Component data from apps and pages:
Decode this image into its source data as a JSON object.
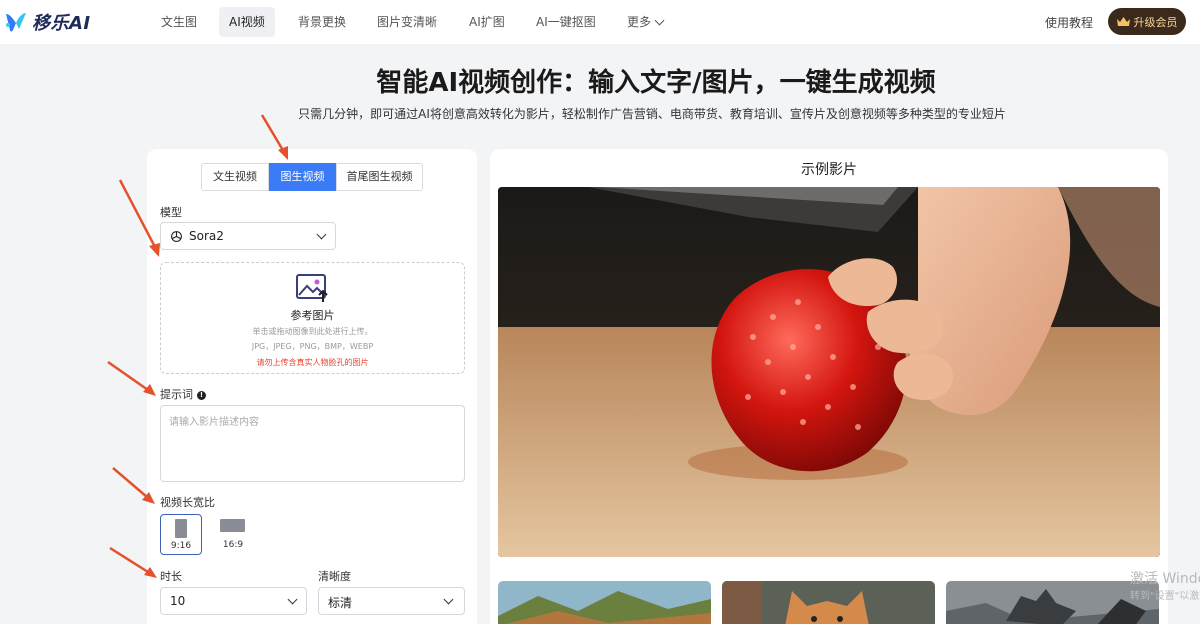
{
  "brand": {
    "name": "移乐AI"
  },
  "nav": {
    "items": [
      "文生图",
      "AI视频",
      "背景更换",
      "图片变清晰",
      "AI扩图",
      "AI一键抠图",
      "更多"
    ],
    "active": "AI视频",
    "help": "使用教程",
    "upgrade": "升级会员"
  },
  "hero": {
    "title": "智能AI视频创作：输入文字/图片，一键生成视频",
    "subtitle": "只需几分钟，即可通过AI将创意高效转化为影片，轻松制作广告营销、电商带货、教育培训、宣传片及创意视频等多种类型的专业短片"
  },
  "form": {
    "modes": [
      "文生视频",
      "图生视频",
      "首尾图生视频"
    ],
    "active_mode": "图生视频",
    "model_label": "模型",
    "model_value": "Sora2",
    "upload": {
      "title": "参考图片",
      "hint1": "单击或拖动图像到此处进行上传。",
      "hint2": "JPG，JPEG，PNG，BMP，WEBP",
      "warning": "请勿上传含真实人物脸孔的图片"
    },
    "prompt_label": "提示词",
    "prompt_placeholder": "请输入影片描述内容",
    "ratio_label": "视频长宽比",
    "ratios": [
      "9:16",
      "16:9"
    ],
    "active_ratio": "9:16",
    "duration_label": "时长",
    "duration_value": "10",
    "quality_label": "清晰度",
    "quality_value": "标清"
  },
  "examples": {
    "title": "示例影片"
  },
  "os_watermark": {
    "line1": "激活 Windo",
    "line2": "转到\"设置\"以激"
  },
  "colors": {
    "accent": "#3b7bf6",
    "warning": "#e8452c",
    "vip_bg": "#3b2a1c",
    "vip_text": "#f6d79a"
  }
}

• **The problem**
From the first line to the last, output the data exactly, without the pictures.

• **Task answer**
Decode this image into its source data as a JSON object.
{
  "brand": {
    "name": "移乐AI"
  },
  "nav": {
    "items": [
      "文生图",
      "AI视频",
      "背景更换",
      "图片变清晰",
      "AI扩图",
      "AI一键抠图",
      "更多"
    ],
    "active": "AI视频",
    "help": "使用教程",
    "upgrade": "升级会员"
  },
  "hero": {
    "title": "智能AI视频创作：输入文字/图片，一键生成视频",
    "subtitle": "只需几分钟，即可通过AI将创意高效转化为影片，轻松制作广告营销、电商带货、教育培训、宣传片及创意视频等多种类型的专业短片"
  },
  "form": {
    "modes": [
      "文生视频",
      "图生视频",
      "首尾图生视频"
    ],
    "active_mode": "图生视频",
    "model_label": "模型",
    "model_value": "Sora2",
    "upload": {
      "title": "参考图片",
      "hint1": "单击或拖动图像到此处进行上传。",
      "hint2": "JPG，JPEG，PNG，BMP，WEBP",
      "warning": "请勿上传含真实人物脸孔的图片"
    },
    "prompt_label": "提示词",
    "prompt_placeholder": "请输入影片描述内容",
    "ratio_label": "视频长宽比",
    "ratios": [
      "9:16",
      "16:9"
    ],
    "active_ratio": "9:16",
    "duration_label": "时长",
    "duration_value": "10",
    "quality_label": "清晰度",
    "quality_value": "标清"
  },
  "examples": {
    "title": "示例影片"
  },
  "os_watermark": {
    "line1": "激活 Windo",
    "line2": "转到\"设置\"以激"
  },
  "colors": {
    "accent": "#3b7bf6",
    "warning": "#e8452c",
    "vip_bg": "#3b2a1c",
    "vip_text": "#f6d79a"
  }
}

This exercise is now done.